• [HOW TO COMPLETE THIS TASK]: Could you write out the data that follows, exactly and in full?

• [DATA FOR REVIEW]:
<<<<

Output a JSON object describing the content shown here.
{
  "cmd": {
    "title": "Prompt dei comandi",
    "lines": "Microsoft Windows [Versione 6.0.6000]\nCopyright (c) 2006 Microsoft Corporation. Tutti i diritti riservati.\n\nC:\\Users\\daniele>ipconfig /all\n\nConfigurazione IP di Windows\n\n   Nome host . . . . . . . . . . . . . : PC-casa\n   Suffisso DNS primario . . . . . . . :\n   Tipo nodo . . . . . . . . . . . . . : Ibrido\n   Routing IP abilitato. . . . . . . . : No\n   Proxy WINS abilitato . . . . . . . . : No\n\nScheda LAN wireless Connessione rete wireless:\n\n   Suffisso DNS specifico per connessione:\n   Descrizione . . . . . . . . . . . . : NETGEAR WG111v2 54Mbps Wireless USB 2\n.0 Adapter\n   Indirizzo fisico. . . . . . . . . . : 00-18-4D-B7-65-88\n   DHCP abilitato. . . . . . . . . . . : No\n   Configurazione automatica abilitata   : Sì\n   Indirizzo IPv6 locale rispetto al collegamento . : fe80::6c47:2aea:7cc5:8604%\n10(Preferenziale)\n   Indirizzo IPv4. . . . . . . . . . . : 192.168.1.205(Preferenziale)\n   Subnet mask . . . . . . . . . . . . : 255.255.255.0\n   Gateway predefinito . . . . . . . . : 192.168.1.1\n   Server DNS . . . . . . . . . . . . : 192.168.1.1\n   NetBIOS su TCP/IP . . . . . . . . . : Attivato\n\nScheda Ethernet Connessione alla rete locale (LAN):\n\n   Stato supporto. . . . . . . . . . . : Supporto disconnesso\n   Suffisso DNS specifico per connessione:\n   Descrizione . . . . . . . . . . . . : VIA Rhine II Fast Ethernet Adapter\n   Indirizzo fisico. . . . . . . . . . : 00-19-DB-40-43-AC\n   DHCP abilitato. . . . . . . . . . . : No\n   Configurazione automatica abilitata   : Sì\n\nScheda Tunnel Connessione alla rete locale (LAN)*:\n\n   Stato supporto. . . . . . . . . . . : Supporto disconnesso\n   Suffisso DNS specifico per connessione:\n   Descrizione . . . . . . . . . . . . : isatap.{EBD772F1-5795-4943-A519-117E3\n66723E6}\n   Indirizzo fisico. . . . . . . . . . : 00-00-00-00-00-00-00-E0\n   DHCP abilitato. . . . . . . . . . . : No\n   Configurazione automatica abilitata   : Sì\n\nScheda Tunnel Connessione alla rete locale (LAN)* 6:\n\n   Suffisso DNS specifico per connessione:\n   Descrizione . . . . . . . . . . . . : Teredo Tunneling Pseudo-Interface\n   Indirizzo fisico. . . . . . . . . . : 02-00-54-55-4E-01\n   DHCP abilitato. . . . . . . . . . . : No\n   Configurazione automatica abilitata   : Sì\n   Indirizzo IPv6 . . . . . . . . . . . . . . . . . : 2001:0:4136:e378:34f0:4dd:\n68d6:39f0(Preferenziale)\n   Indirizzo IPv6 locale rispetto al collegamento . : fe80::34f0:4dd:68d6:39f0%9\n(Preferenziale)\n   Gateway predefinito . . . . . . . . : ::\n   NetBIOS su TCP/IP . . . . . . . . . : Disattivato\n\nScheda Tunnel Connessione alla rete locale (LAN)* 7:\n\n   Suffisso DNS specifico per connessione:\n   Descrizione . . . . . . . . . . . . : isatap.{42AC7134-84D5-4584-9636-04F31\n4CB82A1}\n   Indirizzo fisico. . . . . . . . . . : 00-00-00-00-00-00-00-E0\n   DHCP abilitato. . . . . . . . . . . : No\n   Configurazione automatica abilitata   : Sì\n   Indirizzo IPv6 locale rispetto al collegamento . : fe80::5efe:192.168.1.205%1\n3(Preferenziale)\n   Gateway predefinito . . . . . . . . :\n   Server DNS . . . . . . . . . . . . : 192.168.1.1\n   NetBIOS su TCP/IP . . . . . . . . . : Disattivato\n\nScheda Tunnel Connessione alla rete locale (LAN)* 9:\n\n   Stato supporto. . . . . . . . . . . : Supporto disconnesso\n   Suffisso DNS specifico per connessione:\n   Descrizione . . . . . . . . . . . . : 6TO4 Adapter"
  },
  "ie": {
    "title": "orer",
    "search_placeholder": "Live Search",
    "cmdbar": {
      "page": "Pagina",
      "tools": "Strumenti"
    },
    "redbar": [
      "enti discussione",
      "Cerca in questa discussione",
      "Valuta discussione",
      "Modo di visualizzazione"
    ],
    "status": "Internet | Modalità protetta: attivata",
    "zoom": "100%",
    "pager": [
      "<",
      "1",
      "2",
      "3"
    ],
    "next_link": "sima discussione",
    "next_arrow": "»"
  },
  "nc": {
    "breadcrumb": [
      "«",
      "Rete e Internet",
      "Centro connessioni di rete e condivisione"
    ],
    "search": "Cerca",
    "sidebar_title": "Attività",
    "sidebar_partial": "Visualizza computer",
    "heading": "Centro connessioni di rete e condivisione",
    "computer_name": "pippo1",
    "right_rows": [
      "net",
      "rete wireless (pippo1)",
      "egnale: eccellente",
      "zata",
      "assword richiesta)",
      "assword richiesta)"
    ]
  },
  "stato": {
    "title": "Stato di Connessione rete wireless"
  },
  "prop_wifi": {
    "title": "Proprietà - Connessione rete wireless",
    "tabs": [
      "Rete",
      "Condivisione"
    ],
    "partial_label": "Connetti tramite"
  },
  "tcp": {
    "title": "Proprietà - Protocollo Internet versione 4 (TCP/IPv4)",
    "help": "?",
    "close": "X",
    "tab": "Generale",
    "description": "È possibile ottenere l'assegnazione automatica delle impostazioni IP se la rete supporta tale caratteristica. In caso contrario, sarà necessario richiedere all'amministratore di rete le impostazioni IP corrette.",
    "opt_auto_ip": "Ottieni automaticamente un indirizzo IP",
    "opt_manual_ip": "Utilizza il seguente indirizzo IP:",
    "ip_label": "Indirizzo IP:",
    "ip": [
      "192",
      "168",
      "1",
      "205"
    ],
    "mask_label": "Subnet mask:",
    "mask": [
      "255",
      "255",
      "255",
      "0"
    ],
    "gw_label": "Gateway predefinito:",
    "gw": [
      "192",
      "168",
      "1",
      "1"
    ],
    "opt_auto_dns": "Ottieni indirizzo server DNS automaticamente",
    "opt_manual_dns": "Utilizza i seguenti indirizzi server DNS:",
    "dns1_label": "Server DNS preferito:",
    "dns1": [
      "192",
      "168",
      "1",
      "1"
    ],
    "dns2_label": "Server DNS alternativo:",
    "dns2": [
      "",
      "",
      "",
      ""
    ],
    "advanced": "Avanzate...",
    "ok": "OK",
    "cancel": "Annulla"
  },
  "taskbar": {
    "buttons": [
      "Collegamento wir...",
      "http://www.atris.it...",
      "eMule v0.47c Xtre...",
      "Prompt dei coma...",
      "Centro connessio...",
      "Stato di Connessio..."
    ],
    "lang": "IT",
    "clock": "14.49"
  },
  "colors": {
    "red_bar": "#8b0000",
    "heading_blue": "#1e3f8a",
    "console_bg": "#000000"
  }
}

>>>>

• [RESULT OF THIS TASK]:
Output a JSON object describing the content shown here.
{
  "cmd": {
    "title": "Prompt dei comandi",
    "lines": "Microsoft Windows [Versione 6.0.6000]\nCopyright (c) 2006 Microsoft Corporation. Tutti i diritti riservati.\n\nC:\\Users\\daniele>ipconfig /all\n\nConfigurazione IP di Windows\n\n   Nome host . . . . . . . . . . . . . : PC-casa\n   Suffisso DNS primario . . . . . . . :\n   Tipo nodo . . . . . . . . . . . . . : Ibrido\n   Routing IP abilitato. . . . . . . . : No\n   Proxy WINS abilitato . . . . . . . . : No\n\nScheda LAN wireless Connessione rete wireless:\n\n   Suffisso DNS specifico per connessione:\n   Descrizione . . . . . . . . . . . . : NETGEAR WG111v2 54Mbps Wireless USB 2\n.0 Adapter\n   Indirizzo fisico. . . . . . . . . . : 00-18-4D-B7-65-88\n   DHCP abilitato. . . . . . . . . . . : No\n   Configurazione automatica abilitata   : Sì\n   Indirizzo IPv6 locale rispetto al collegamento . : fe80::6c47:2aea:7cc5:8604%\n10(Preferenziale)\n   Indirizzo IPv4. . . . . . . . . . . : 192.168.1.205(Preferenziale)\n   Subnet mask . . . . . . . . . . . . : 255.255.255.0\n   Gateway predefinito . . . . . . . . : 192.168.1.1\n   Server DNS . . . . . . . . . . . . : 192.168.1.1\n   NetBIOS su TCP/IP . . . . . . . . . : Attivato\n\nScheda Ethernet Connessione alla rete locale (LAN):\n\n   Stato supporto. . . . . . . . . . . : Supporto disconnesso\n   Suffisso DNS specifico per connessione:\n   Descrizione . . . . . . . . . . . . : VIA Rhine II Fast Ethernet Adapter\n   Indirizzo fisico. . . . . . . . . . : 00-19-DB-40-43-AC\n   DHCP abilitato. . . . . . . . . . . : No\n   Configurazione automatica abilitata   : Sì\n\nScheda Tunnel Connessione alla rete locale (LAN)*:\n\n   Stato supporto. . . . . . . . . . . : Supporto disconnesso\n   Suffisso DNS specifico per connessione:\n   Descrizione . . . . . . . . . . . . : isatap.{EBD772F1-5795-4943-A519-117E3\n66723E6}\n   Indirizzo fisico. . . . . . . . . . : 00-00-00-00-00-00-00-E0\n   DHCP abilitato. . . . . . . . . . . : No\n   Configurazione automatica abilitata   : Sì\n\nScheda Tunnel Connessione alla rete locale (LAN)* 6:\n\n   Suffisso DNS specifico per connessione:\n   Descrizione . . . . . . . . . . . . : Teredo Tunneling Pseudo-Interface\n   Indirizzo fisico. . . . . . . . . . : 02-00-54-55-4E-01\n   DHCP abilitato. . . . . . . . . . . : No\n   Configurazione automatica abilitata   : Sì\n   Indirizzo IPv6 . . . . . . . . . . . . . . . . . : 2001:0:4136:e378:34f0:4dd:\n68d6:39f0(Preferenziale)\n   Indirizzo IPv6 locale rispetto al collegamento . : fe80::34f0:4dd:68d6:39f0%9\n(Preferenziale)\n   Gateway predefinito . . . . . . . . : ::\n   NetBIOS su TCP/IP . . . . . . . . . : Disattivato\n\nScheda Tunnel Connessione alla rete locale (LAN)* 7:\n\n   Suffisso DNS specifico per connessione:\n   Descrizione . . . . . . . . . . . . : isatap.{42AC7134-84D5-4584-9636-04F31\n4CB82A1}\n   Indirizzo fisico. . . . . . . . . . : 00-00-00-00-00-00-00-E0\n   DHCP abilitato. . . . . . . . . . . : No\n   Configurazione automatica abilitata   : Sì\n   Indirizzo IPv6 locale rispetto al collegamento . : fe80::5efe:192.168.1.205%1\n3(Preferenziale)\n   Gateway predefinito . . . . . . . . :\n   Server DNS . . . . . . . . . . . . : 192.168.1.1\n   NetBIOS su TCP/IP . . . . . . . . . : Disattivato\n\nScheda Tunnel Connessione alla rete locale (LAN)* 9:\n\n   Stato supporto. . . . . . . . . . . : Supporto disconnesso\n   Suffisso DNS specifico per connessione:\n   Descrizione . . . . . . . . . . . . : 6TO4 Adapter"
  },
  "ie": {
    "title": "orer",
    "search_placeholder": "Live Search",
    "cmdbar": {
      "page": "Pagina",
      "tools": "Strumenti"
    },
    "redbar": [
      "enti discussione",
      "Cerca in questa discussione",
      "Valuta discussione",
      "Modo di visualizzazione"
    ],
    "status": "Internet | Modalità protetta: attivata",
    "zoom": "100%",
    "pager": [
      "<",
      "1",
      "2",
      "3"
    ],
    "next_link": "sima discussione",
    "next_arrow": "»"
  },
  "nc": {
    "breadcrumb": [
      "«",
      "Rete e Internet",
      "Centro connessioni di rete e condivisione"
    ],
    "search": "Cerca",
    "sidebar_title": "Attività",
    "sidebar_partial": "Visualizza computer",
    "heading": "Centro connessioni di rete e condivisione",
    "computer_name": "pippo1",
    "right_rows": [
      "net",
      "rete wireless (pippo1)",
      "egnale: eccellente",
      "zata",
      "assword richiesta)",
      "assword richiesta)"
    ]
  },
  "stato": {
    "title": "Stato di Connessione rete wireless"
  },
  "prop_wifi": {
    "title": "Proprietà - Connessione rete wireless",
    "tabs": [
      "Rete",
      "Condivisione"
    ],
    "partial_label": "Connetti tramite"
  },
  "tcp": {
    "title": "Proprietà - Protocollo Internet versione 4 (TCP/IPv4)",
    "help": "?",
    "close": "X",
    "tab": "Generale",
    "description": "È possibile ottenere l'assegnazione automatica delle impostazioni IP se la rete supporta tale caratteristica. In caso contrario, sarà necessario richiedere all'amministratore di rete le impostazioni IP corrette.",
    "opt_auto_ip": "Ottieni automaticamente un indirizzo IP",
    "opt_manual_ip": "Utilizza il seguente indirizzo IP:",
    "ip_label": "Indirizzo IP:",
    "ip": [
      "192",
      "168",
      "1",
      "205"
    ],
    "mask_label": "Subnet mask:",
    "mask": [
      "255",
      "255",
      "255",
      "0"
    ],
    "gw_label": "Gateway predefinito:",
    "gw": [
      "192",
      "168",
      "1",
      "1"
    ],
    "opt_auto_dns": "Ottieni indirizzo server DNS automaticamente",
    "opt_manual_dns": "Utilizza i seguenti indirizzi server DNS:",
    "dns1_label": "Server DNS preferito:",
    "dns1": [
      "192",
      "168",
      "1",
      "1"
    ],
    "dns2_label": "Server DNS alternativo:",
    "dns2": [
      "",
      "",
      "",
      ""
    ],
    "advanced": "Avanzate...",
    "ok": "OK",
    "cancel": "Annulla"
  },
  "taskbar": {
    "buttons": [
      "Collegamento wir...",
      "http://www.atris.it...",
      "eMule v0.47c Xtre...",
      "Prompt dei coma...",
      "Centro connessio...",
      "Stato di Connessio..."
    ],
    "lang": "IT",
    "clock": "14.49"
  },
  "colors": {
    "red_bar": "#8b0000",
    "heading_blue": "#1e3f8a",
    "console_bg": "#000000"
  }
}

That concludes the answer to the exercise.